INSTRUCTIONS FOR THE TASK: From the listing below, return each line that includes "your".

GIVEN RECORDS:
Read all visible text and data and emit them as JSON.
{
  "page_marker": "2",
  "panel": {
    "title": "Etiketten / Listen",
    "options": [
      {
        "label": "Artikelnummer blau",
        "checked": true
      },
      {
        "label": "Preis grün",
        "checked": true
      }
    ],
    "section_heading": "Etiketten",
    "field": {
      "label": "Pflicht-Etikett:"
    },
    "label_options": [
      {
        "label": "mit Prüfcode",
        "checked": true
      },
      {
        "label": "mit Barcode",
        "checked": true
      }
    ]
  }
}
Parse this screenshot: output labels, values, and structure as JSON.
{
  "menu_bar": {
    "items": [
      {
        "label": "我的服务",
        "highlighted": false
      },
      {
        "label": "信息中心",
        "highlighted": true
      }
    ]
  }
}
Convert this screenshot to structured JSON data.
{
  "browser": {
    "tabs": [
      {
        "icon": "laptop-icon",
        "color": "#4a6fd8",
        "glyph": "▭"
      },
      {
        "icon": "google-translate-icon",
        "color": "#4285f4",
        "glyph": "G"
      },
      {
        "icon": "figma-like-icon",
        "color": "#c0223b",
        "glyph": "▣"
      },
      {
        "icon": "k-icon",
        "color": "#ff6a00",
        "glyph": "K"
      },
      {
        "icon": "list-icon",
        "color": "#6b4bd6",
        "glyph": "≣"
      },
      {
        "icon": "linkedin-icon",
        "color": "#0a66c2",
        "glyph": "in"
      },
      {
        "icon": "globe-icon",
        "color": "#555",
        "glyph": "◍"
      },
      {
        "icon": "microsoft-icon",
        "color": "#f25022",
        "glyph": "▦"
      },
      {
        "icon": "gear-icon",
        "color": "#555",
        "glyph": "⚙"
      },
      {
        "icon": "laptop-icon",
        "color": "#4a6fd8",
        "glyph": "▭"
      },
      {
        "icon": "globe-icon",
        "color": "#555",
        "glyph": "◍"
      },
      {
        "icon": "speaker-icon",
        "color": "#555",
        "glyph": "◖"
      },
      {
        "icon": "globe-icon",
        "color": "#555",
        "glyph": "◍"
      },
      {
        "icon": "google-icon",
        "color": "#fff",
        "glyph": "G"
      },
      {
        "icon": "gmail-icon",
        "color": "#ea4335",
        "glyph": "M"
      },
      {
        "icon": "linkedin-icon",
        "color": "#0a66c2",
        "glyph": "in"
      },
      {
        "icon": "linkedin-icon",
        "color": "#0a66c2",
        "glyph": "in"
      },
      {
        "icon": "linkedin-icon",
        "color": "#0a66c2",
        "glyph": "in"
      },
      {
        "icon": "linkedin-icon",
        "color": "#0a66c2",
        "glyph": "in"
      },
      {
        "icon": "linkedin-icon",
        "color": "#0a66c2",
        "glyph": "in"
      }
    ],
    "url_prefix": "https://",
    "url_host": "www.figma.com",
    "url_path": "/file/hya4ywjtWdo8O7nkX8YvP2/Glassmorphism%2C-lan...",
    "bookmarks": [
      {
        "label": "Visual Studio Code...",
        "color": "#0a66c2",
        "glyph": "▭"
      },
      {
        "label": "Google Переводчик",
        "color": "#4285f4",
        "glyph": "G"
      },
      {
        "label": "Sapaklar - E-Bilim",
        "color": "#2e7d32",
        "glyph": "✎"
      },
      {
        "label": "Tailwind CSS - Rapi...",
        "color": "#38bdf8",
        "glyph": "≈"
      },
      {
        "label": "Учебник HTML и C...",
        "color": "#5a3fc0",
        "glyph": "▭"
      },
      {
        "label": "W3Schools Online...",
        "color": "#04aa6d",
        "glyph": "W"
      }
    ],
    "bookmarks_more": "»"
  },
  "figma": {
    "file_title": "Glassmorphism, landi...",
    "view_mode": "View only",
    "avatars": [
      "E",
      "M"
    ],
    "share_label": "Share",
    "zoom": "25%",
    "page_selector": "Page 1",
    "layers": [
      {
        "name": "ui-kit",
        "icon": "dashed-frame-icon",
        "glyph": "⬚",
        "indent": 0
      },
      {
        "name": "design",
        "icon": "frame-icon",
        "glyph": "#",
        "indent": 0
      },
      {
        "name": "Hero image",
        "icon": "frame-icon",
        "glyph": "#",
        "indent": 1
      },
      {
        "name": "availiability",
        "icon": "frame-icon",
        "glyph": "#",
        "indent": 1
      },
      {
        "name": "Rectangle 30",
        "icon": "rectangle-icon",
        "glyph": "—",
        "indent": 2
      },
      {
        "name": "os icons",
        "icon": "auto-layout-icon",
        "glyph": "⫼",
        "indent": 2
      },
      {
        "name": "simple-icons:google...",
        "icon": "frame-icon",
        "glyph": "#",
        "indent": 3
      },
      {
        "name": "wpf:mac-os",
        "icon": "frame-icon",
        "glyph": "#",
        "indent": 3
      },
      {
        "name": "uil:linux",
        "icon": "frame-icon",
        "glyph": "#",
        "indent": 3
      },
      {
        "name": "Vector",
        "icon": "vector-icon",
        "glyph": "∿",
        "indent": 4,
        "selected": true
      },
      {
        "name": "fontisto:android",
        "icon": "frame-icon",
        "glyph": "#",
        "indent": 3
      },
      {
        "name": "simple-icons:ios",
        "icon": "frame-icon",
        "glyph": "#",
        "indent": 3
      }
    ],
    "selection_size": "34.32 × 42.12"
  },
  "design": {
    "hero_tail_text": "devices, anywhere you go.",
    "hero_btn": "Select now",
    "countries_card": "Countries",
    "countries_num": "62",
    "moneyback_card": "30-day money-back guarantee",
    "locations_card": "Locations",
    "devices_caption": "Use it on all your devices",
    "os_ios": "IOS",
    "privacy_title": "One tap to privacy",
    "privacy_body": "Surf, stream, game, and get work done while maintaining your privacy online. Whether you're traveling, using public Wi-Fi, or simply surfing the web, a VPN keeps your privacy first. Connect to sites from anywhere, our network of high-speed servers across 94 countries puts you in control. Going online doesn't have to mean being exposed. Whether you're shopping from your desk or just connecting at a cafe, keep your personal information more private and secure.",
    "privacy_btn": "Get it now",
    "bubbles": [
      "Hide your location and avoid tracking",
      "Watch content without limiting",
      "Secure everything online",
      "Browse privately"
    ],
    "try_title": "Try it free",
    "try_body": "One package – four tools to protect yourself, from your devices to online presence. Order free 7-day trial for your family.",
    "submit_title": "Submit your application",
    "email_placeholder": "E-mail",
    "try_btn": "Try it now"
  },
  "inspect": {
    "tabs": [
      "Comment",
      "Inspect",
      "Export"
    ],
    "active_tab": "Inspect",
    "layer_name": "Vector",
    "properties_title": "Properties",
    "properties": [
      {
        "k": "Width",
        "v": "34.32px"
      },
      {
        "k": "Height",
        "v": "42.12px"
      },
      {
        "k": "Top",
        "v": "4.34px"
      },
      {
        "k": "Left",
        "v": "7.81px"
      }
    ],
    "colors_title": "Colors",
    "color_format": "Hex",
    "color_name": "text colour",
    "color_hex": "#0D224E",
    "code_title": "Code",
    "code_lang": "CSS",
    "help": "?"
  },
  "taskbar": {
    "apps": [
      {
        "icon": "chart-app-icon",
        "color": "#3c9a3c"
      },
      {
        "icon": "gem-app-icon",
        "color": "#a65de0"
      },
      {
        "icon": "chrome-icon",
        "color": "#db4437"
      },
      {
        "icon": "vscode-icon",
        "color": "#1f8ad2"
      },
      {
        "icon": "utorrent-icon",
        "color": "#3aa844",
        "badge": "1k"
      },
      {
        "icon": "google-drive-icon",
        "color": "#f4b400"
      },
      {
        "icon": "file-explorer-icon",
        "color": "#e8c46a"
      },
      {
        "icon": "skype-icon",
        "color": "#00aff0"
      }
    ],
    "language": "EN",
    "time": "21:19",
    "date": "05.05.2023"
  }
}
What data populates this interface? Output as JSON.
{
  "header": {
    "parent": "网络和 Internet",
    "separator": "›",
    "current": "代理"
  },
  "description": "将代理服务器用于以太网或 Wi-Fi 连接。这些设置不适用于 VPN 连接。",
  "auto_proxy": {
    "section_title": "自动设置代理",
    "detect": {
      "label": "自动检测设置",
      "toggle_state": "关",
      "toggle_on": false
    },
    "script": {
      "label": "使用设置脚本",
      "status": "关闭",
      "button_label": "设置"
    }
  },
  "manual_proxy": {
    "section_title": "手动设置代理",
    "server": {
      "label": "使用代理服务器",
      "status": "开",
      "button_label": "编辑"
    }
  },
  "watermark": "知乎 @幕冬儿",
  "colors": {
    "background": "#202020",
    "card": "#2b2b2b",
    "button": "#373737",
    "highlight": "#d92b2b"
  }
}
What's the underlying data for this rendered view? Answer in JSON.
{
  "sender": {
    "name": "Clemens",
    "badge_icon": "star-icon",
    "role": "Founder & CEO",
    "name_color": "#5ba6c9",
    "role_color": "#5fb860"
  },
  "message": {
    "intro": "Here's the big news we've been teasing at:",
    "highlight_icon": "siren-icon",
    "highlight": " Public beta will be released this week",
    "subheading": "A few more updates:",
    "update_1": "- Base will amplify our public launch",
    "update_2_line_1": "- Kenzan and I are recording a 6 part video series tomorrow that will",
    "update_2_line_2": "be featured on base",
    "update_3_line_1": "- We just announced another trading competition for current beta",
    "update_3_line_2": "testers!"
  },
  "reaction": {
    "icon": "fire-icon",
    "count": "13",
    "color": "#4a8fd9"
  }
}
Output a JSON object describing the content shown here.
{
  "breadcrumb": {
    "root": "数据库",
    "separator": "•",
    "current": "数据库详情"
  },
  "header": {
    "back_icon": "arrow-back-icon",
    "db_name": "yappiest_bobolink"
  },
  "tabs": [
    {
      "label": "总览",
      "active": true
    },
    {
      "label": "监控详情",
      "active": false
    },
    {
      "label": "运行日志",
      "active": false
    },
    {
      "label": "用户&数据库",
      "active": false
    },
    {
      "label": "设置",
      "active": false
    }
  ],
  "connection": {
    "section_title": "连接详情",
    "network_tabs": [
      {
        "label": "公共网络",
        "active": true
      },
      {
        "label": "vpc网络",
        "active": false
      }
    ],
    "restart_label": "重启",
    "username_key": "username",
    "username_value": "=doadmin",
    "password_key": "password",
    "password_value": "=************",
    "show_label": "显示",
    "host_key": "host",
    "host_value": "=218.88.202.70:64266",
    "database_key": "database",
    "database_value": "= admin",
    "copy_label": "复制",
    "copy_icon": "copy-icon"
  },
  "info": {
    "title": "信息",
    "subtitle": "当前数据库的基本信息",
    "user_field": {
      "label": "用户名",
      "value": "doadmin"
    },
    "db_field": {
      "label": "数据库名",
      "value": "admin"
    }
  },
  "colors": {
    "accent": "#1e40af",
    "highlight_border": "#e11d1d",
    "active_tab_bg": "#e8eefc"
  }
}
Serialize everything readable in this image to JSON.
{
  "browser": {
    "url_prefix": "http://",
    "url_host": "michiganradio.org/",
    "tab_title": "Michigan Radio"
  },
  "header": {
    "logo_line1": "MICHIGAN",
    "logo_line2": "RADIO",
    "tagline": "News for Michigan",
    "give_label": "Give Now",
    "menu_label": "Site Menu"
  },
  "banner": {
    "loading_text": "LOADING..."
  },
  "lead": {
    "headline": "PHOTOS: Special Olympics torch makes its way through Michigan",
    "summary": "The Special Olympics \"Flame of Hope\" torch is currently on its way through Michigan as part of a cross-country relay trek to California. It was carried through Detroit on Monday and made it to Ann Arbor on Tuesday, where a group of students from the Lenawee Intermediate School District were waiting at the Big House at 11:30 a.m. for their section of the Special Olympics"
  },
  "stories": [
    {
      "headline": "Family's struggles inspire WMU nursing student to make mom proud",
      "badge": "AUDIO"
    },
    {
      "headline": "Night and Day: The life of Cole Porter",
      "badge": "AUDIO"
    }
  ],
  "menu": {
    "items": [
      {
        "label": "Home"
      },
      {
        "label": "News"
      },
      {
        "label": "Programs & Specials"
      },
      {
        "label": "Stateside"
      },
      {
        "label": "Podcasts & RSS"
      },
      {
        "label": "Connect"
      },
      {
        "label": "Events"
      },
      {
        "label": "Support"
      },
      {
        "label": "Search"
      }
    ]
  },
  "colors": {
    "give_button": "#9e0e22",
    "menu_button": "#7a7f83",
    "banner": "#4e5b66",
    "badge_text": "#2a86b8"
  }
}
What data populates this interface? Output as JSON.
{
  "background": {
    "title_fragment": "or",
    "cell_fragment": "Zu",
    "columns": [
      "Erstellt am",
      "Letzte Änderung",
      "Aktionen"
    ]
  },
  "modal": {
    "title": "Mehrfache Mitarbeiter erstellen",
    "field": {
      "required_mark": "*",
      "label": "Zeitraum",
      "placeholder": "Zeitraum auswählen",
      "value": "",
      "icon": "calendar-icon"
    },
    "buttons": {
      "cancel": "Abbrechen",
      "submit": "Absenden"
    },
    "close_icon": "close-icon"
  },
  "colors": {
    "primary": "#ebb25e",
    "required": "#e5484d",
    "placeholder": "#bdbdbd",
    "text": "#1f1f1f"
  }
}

FINISHED TASK:
    "devices_caption": "Use it on all your devices",
    "privacy_body": "Surf, stream, game, and get work done while maintaining your privacy online. Whether you're traveling, using public Wi-Fi, or simply surfing the web, a VPN keeps your privacy first. Connect to sites from anywhere, our network of high-speed servers across 94 countries puts you in control. Going online doesn't have to mean being exposed. Whether you're shopping from your desk or just connecting at a cafe, keep your personal information more private and secure.",
      "Hide your location and avoid tracking",
    "try_body": "One package – four tools to protect yourself, from your devices to online presence. Order free 7-day trial for your family.",
    "submit_title": "Submit your application",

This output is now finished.